I deleted an app from my iPhone this afternoon.
It was a good app, and free when I got it. But, as I read through Jonathan Edwards’ Resolutions, as I do every year, I became instantly convicted that this app—which I just downloaded yesterday—has already wasted too much of my time.
Edwards, regarded by many as the finest American theologian ever, jotted down 70 resolutions over the course of several months in 1723, and these have stood the test of time as some of the most brilliant, yet simple resolutions a Christian can make.
Several of them cut like a boning knife through my flabby heart, not the least of which is Resolution No. 5:
Resolved, never to lose one moment of time; but to improve it the most profitable way I possibly can.
Not one moment wasted. Not even when I’m waiting at the airport or stuck in traffic. Not even when I’m early to an appointment—a rare event in any case—and have 15 minutes to kill. To Edwards, a truly godly man, those 15 minutes didn’t belong to him in the first place, and therefore, were never his to kill or make alive.

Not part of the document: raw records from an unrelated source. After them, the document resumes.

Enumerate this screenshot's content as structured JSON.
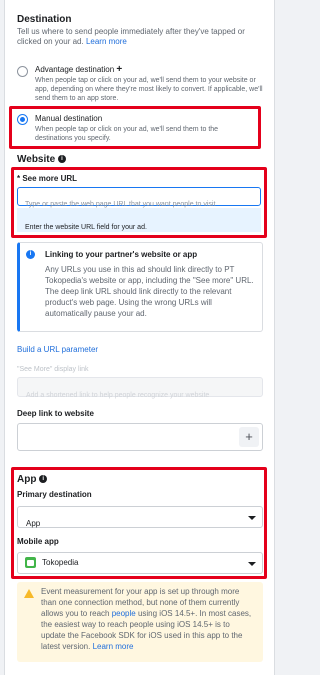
{
  "destination": {
    "title": "Destination",
    "desc": "Tell us where to send people immediately after they've tapped or clicked on your ad.",
    "learn_more": "Learn more",
    "advantage": {
      "label": "Advantage destination",
      "plus": "+",
      "desc": "When people tap or click on your ad, we'll send them to your website or app, depending on where they're most likely to convert. If applicable, we'll send them to an app store."
    },
    "manual": {
      "label": "Manual destination",
      "desc": "When people tap or click on your ad, we'll send them to the destinations you specify."
    }
  },
  "website": {
    "title": "Website",
    "see_more_label": "* See more URL",
    "url_placeholder": "Type or paste the web page URL that you want people to visit",
    "url_error": "Enter the website URL field for your ad.",
    "partner": {
      "title": "Linking to your partner's website or app",
      "body": "Any URLs you use in this ad should link directly to PT Tokopedia's website or app, including the \"See more\" URL. The deep link URL should link directly to the relevant product's web page. Using the wrong URLs will automatically pause your ad."
    },
    "build_url": "Build a URL parameter",
    "display_link_label": "\"See More\" display link",
    "display_link_placeholder": "Add a shortened link to help people recognize your website",
    "deep_link_label": "Deep link to website",
    "plus": "+"
  },
  "app": {
    "title": "App",
    "primary_label": "Primary destination",
    "primary_value": "App",
    "mobile_label": "Mobile app",
    "mobile_value": "Tokopedia",
    "warning": "Event measurement for your app is set up through more than one connection method, but none of them currently allows you to reach people using iOS 14.5+. In most cases, the easiest way to reach people using iOS 14.5+ is to update the Facebook SDK for iOS used in this app to the latest version.",
    "warning_link_people": "people",
    "learn_more": "Learn more"
  },
  "colors": {
    "accent": "#1877f2",
    "highlight": "#e4001b",
    "warning_bg": "#fff7e0"
  },
  "icons": [
    "info-icon",
    "plus-icon",
    "chevron-down-icon",
    "tokopedia-app-icon",
    "warning-icon"
  ]
}
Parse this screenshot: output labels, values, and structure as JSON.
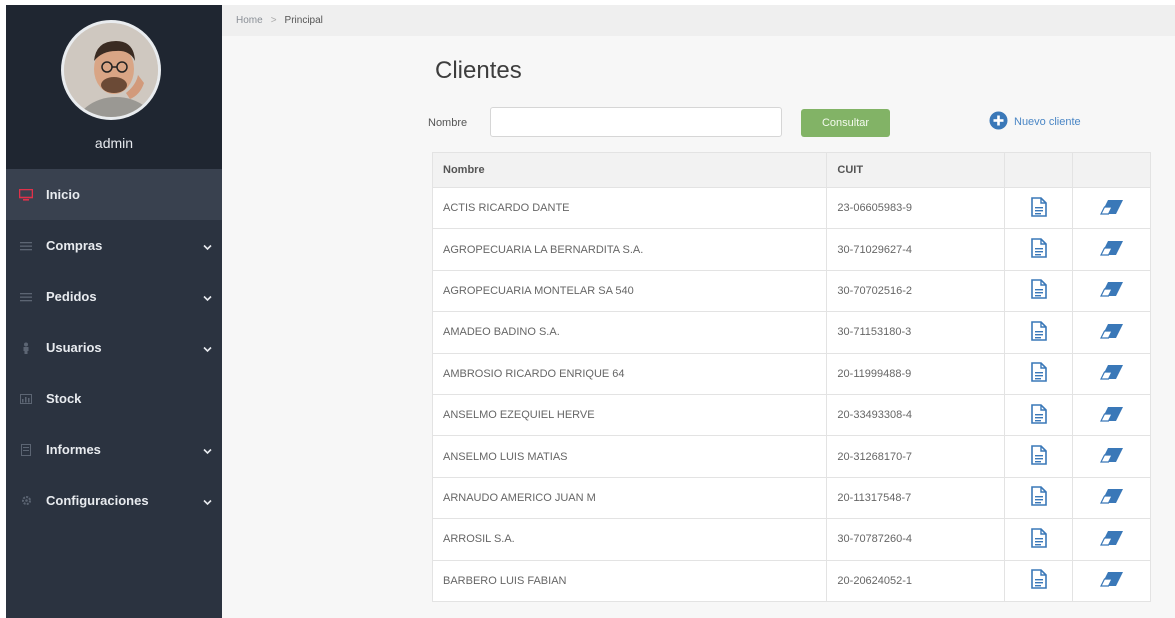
{
  "sidebar": {
    "user_name": "admin",
    "items": [
      {
        "label": "Inicio",
        "icon": "monitor-icon",
        "has_submenu": false
      },
      {
        "label": "Compras",
        "icon": "list-icon",
        "has_submenu": true
      },
      {
        "label": "Pedidos",
        "icon": "list-icon",
        "has_submenu": true
      },
      {
        "label": "Usuarios",
        "icon": "user-icon",
        "has_submenu": true
      },
      {
        "label": "Stock",
        "icon": "chart-icon",
        "has_submenu": false
      },
      {
        "label": "Informes",
        "icon": "document-icon",
        "has_submenu": true
      },
      {
        "label": "Configuraciones",
        "icon": "gear-icon",
        "has_submenu": true
      }
    ]
  },
  "breadcrumb": {
    "home": "Home",
    "separator": ">",
    "current": "Principal"
  },
  "page": {
    "title": "Clientes"
  },
  "search": {
    "label": "Nombre",
    "value": "",
    "button": "Consultar"
  },
  "new_client": {
    "label": "Nuevo cliente"
  },
  "table": {
    "headers": {
      "name": "Nombre",
      "cuit": "CUIT",
      "actions": ""
    },
    "rows": [
      {
        "name": "ACTIS RICARDO DANTE",
        "cuit": "23-06605983-9"
      },
      {
        "name": "AGROPECUARIA LA BERNARDITA S.A.",
        "cuit": "30-71029627-4"
      },
      {
        "name": "AGROPECUARIA MONTELAR SA 540",
        "cuit": "30-70702516-2"
      },
      {
        "name": "AMADEO BADINO S.A.",
        "cuit": "30-71153180-3"
      },
      {
        "name": "AMBROSIO RICARDO ENRIQUE 64",
        "cuit": "20-11999488-9"
      },
      {
        "name": "ANSELMO EZEQUIEL HERVE",
        "cuit": "20-33493308-4"
      },
      {
        "name": "ANSELMO LUIS MATIAS",
        "cuit": "20-31268170-7"
      },
      {
        "name": "ARNAUDO AMERICO JUAN M",
        "cuit": "20-11317548-7"
      },
      {
        "name": "ARROSIL S.A.",
        "cuit": "30-70787260-4"
      },
      {
        "name": "BARBERO LUIS FABIAN",
        "cuit": "20-20624052-1"
      }
    ]
  },
  "colors": {
    "sidebar_bg": "#2b3340",
    "profile_bg": "#1f2631",
    "active_item_bg": "#39414f",
    "accent_red": "#e0314a",
    "button_green": "#82b366",
    "link_blue": "#4a86c5",
    "icon_blue": "#3a78b8"
  }
}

I love this resolution of Edwards, not only because it sounds ambitious to the point of heroic, but because it is so squarely biblical. It’s nothing more than a simple restating of the Apostle Paul’s instructions to the church at Ephesus:
Look carefully then how you walk, not as unwise but as wise, making the best use of the time, because the days are evil. (Ephesians 5:15-16)
I want to imitate men like Edwards and Paul, who understood and embraced the gospel so wholeheartedly that every moment became an opportunity to capitalize upon and make the most of, for my ultimate joy, for the good of others, and for the glory of God.
Step 1: Cut out the Fat
The first step to capitalizing on the precious opportunities that each moment represents—to really redeem the time and make the best use of it—is to prayerfully quit doing things that do waste time. There goes that iPhone app. Is Facebook next? Pinterest? Maybe.
That’s what Edwards means when he resolves to “never lose one moment of time,” and it’s what Paul is shooting for when he warns his readers to watch how they’re walking, “not as unwise, but as wise.”
Can you picture Jonathan Edwards, the third president of Princeton, frittering time away on Facebook or Twitter? Or, can you picture the Apostle Paul, commissioned by Jesus as a servant and a witness to the resurrection, burning time on his cell phone while he waits for the bus?
Step 2: Capitalize on the Moment
Following the pattern set by Paul in Ephesians 5, Edwards counters his negative goal (to not waste time) with a positive objective: “to improve (each moment) the most profitable way I possibly can.”
This “improvement” starts with the heart. Are we actively seeking Christ where he is to be found—in his Word and among his people, the Church? Are we actively seeking to embrace the gospel so that we can say with Paul, “the love of Christ controls us”? (2 Corinthians 5:14)
This is what Paul means by “making the best use of the time,” and there is no app for it.
This kind of living takes discipline, study, and Christian community. And this is the kind of living that will really make a difference in the world, including the people you interact with on an everyday basis.
One Suggestion: Heartbeat Academy
How can you improve each moment in the most profitable way you possibly can in 2013?
- Do you need further training to be best equipped to counsel the desperate woman who believes abortion to be her only option?
- Are there steps you can take to make the best use of the opportunities God gives you in the coming year?
Geared toward life-affirming leaders, staff, volunteers, and supporters within the pregnancy help movement, the Academy offers just the kind of training you may need in order to make the best use of the time you’re given in 2013.
In the meantime, be choosy about your apps.